If we focus on the environmental factor, which is the most striking in terms of its implications, the objective of decarbonising the aviation sector stands out among the challenges it contemplates. By way of example, let us look at some lines of work that are particularly significant in this area:
Use of more sustainable fuels.
For some years now, a new generation of SAF (Sustainable Aviation Fuel) has been produced from recycled materials such as cooking oil or biological waste. Compared to traditional fossil fuels, these new sustainable fuels can reduce CO2 emissions by 80%. Forestry or agricultural wastes and residues are part of the production of SAF, along with municipal solid waste (MSW) or algae.
Work is also underway on technologies (such as electro fuels) based on carbon from waste gases or direct air capture combined with hydrogen from renewable energies and SAF.
The evolution of the electrical systems has been oriented towards two specific objectives: aircraft electrification (MEA) and electric propulsion.
MEA (More Electric Aircraft) refers to the tendency to increase the electronic systems of the aircraft, replacing the hydraulic, mechanical or pneumatic systems.

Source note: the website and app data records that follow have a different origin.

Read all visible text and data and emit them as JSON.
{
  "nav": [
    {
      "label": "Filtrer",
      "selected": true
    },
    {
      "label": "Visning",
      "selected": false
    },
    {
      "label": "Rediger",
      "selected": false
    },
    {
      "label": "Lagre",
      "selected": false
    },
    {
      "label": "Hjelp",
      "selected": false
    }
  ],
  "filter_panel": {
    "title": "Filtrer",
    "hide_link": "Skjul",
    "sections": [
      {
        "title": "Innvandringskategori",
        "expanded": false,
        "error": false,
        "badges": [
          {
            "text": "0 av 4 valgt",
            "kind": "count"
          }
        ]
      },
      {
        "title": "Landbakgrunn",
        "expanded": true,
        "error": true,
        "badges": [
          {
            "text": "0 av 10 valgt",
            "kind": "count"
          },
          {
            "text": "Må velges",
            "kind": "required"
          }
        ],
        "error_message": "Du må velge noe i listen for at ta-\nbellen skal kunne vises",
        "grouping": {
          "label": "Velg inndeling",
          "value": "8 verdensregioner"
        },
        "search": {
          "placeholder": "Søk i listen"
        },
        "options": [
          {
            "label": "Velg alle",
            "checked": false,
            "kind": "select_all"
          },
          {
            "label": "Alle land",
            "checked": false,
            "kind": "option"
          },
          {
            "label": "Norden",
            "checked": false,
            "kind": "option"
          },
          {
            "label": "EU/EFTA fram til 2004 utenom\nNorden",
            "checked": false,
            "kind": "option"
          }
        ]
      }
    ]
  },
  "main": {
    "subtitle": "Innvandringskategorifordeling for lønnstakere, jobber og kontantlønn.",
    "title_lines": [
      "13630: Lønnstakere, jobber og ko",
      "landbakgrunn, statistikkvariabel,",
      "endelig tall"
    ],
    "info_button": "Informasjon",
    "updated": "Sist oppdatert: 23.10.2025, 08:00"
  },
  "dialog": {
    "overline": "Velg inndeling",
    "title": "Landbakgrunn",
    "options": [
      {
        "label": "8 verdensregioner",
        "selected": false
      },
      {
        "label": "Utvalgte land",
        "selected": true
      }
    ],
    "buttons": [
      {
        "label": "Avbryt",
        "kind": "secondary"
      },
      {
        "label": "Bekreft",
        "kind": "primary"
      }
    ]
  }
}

Electric propulsion, meanwhile, is designed to keep aircraft flying without using fossil fuels. At the moment there are already some commercial airlines with small aircraft for short flights that only operate electric flights. This type of propulsion will probably never reach (at least with current knowledge and technology) large jets, but any progress that can be made in this direction for smaller aircrafts will be a good step forward.

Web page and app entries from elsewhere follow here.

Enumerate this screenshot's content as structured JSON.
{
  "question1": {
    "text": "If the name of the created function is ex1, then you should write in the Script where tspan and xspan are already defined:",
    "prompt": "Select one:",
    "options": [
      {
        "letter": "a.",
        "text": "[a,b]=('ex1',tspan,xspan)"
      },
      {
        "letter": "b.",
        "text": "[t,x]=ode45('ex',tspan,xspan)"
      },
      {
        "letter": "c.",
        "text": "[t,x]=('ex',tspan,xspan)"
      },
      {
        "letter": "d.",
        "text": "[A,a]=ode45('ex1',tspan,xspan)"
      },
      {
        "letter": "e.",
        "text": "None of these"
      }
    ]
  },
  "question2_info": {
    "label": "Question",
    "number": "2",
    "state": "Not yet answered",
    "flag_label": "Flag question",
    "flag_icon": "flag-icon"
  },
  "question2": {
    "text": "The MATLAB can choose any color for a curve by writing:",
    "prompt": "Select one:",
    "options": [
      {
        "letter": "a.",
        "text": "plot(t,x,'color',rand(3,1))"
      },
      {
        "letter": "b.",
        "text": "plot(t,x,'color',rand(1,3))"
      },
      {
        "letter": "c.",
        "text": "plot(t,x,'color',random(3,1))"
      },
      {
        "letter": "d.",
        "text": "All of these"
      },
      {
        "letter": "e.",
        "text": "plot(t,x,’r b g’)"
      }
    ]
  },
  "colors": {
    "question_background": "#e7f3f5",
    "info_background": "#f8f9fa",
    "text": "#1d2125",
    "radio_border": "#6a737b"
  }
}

Refers to propulsion systems that combine conventional jet engines and electric motors. According to current lines of work, there are several trends, two of which are of interest: On the one hand, the provision of additional thrust at take-off (short high-thrust flight segment) by the electric motors which cease to operate during cruise flight.
On the other hand, there is the development of hybrid electric propulsion systems that allow fuel savings during long sections of low-thrust cruise flight.

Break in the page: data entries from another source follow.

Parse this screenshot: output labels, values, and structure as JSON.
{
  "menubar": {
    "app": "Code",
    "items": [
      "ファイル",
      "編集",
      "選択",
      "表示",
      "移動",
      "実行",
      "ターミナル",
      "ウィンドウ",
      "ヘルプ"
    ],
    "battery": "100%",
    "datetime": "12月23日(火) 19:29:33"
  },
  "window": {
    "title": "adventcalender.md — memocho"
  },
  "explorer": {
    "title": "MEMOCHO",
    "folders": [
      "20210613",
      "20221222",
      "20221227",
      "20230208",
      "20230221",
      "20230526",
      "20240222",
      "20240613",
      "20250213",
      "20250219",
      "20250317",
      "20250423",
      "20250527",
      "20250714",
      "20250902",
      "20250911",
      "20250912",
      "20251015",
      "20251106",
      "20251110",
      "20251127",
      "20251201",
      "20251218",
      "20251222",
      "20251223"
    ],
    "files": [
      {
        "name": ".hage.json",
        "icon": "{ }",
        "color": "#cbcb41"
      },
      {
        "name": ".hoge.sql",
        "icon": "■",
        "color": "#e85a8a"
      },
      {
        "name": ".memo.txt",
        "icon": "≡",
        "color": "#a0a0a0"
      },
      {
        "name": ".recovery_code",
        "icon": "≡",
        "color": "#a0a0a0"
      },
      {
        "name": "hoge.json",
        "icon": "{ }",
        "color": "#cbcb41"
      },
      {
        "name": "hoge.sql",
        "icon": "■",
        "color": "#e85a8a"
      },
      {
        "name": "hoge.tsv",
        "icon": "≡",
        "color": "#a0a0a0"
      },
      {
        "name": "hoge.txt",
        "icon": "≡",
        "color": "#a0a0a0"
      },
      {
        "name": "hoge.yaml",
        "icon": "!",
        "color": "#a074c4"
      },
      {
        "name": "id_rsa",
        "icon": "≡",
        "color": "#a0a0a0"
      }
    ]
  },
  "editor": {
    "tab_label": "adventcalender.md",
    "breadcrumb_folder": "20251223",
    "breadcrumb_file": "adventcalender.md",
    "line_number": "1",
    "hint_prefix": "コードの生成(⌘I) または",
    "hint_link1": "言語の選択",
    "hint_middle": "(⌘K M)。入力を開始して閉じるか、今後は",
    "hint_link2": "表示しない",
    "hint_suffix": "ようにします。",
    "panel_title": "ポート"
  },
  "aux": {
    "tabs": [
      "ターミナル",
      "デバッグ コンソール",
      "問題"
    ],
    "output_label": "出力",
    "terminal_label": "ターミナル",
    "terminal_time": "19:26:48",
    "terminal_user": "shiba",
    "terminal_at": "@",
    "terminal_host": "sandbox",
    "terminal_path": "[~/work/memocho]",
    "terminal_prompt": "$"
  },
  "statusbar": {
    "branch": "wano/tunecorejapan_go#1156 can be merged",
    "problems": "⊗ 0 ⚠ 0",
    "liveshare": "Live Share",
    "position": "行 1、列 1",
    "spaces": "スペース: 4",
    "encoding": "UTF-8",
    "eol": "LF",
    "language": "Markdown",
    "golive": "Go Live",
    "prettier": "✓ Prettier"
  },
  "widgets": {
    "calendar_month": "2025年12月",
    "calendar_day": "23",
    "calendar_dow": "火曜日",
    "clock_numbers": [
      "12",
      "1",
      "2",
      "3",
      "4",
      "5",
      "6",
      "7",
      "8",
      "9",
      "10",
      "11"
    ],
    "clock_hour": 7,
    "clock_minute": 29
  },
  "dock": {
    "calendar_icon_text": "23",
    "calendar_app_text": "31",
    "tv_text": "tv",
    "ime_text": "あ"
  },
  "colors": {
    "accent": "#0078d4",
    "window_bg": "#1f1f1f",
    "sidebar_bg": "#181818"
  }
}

Hydrogen as a fuel
There are still many challenges to overcome, but hydrogen promises abundant, clean and sustainable energy, with water vapour being its only by-product.
In recent years there has been considerable progress in hydrogen fuel cell technology and, in fact, there is a significant effort in the European Union to support the advancement of hydrogen for aviation.
An important advantage of the hydrogen stored in the plane is that it can also be used as a source of electric power other than propulsion. In this respect, the distributed generation of electrical power along the fuselage of the aircraft, using hydrogen-powered fuel cells, is one of the most important features of this technology.
Sustainability in the airport environment
Airports are on the same path. In 2009, the ACI (Airports Council International) launched the Airport Carbon Accreditation (ACC) in Europe, aimed at promoting and streamlining the actions undertaken by airports to reduce carbon emissions to the atmosphere. Today, more than 400 airports are participating in this commitment in 86 countries, accounting for 49.5% of global passenger traffic in the world. For more information on this topic, you can read the post Airports and the fight against climate change, in this blog.
In short, far from the voices that point the finger at the aeronautics and the aviation sector as highly polluting, it is fair to point out that the efforts undertaken in the 1990s to improve the sustainability of this sector are already evident. The increase in aircraft efficiency, the use of new materials, the optimisation of fuels, research into new sources and many other lines of work have managed to increase the sector’s overall sustainability by more than 30%. And, as we have already reviewed, there is still a long way to go.